* _WHAT YOU SHOULD DO_
Read the listing below and copy out every line that holds "Designer".

MATERIALS PROVIDED: Begin

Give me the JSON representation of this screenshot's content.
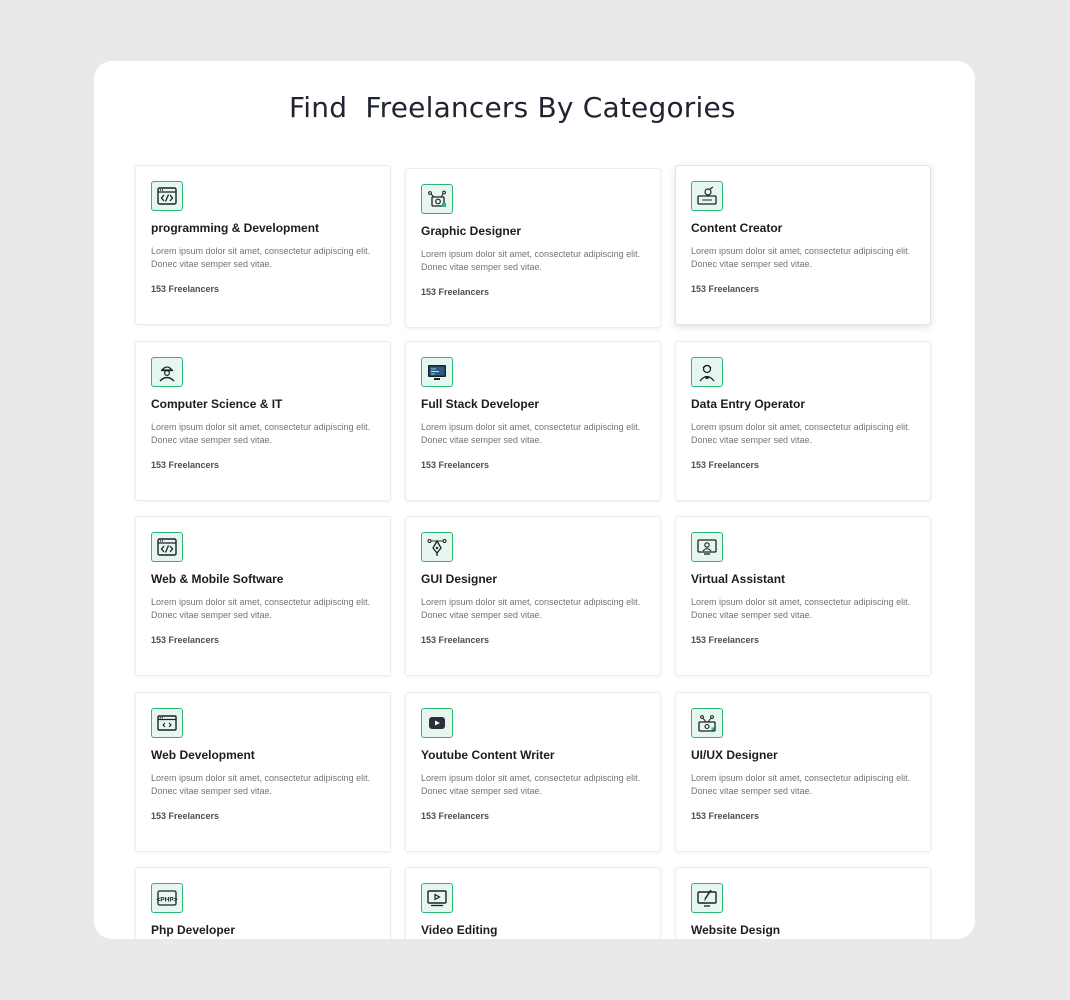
{
  "title": "Find  Freelancers By Categories",
  "description": "Lorem ipsum dolor sit amet, consectetur adipiscing elit. Donec vitae semper sed vitae.",
  "count_label": "153 Freelancers",
  "colors": {
    "accent": "#2bb673",
    "accent_bg": "#e6f7ef",
    "page_bg": "#e9e9ea",
    "panel_bg": "#ffffff"
  },
  "cards": [
    {
      "title": "programming & Development",
      "icon": "code-window-icon"
    },
    {
      "title": "Graphic Designer",
      "icon": "graphic-design-icon"
    },
    {
      "title": "Content Creator",
      "icon": "content-creator-icon"
    },
    {
      "title": "Computer Science & IT",
      "icon": "engineer-icon"
    },
    {
      "title": "Full Stack Developer",
      "icon": "monitor-code-icon"
    },
    {
      "title": "Data Entry Operator",
      "icon": "operator-person-icon"
    },
    {
      "title": "Web & Mobile Software",
      "icon": "code-window-icon"
    },
    {
      "title": "GUI Designer",
      "icon": "pen-tool-icon"
    },
    {
      "title": "Virtual Assistant",
      "icon": "virtual-assistant-icon"
    },
    {
      "title": "Web Development",
      "icon": "browser-code-icon"
    },
    {
      "title": "Youtube Content Writer",
      "icon": "youtube-play-icon"
    },
    {
      "title": "UI/UX Designer",
      "icon": "ui-ux-design-icon"
    },
    {
      "title": "Php Developer",
      "icon": "php-icon"
    },
    {
      "title": "Video Editing",
      "icon": "video-player-icon"
    },
    {
      "title": "Website Design",
      "icon": "website-design-icon"
    }
  ]
}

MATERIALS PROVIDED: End

* _SOLUTION TO THE EXERCISE_
      "title": "Graphic Designer",
      "title": "GUI Designer",
      "title": "UI/UX Designer",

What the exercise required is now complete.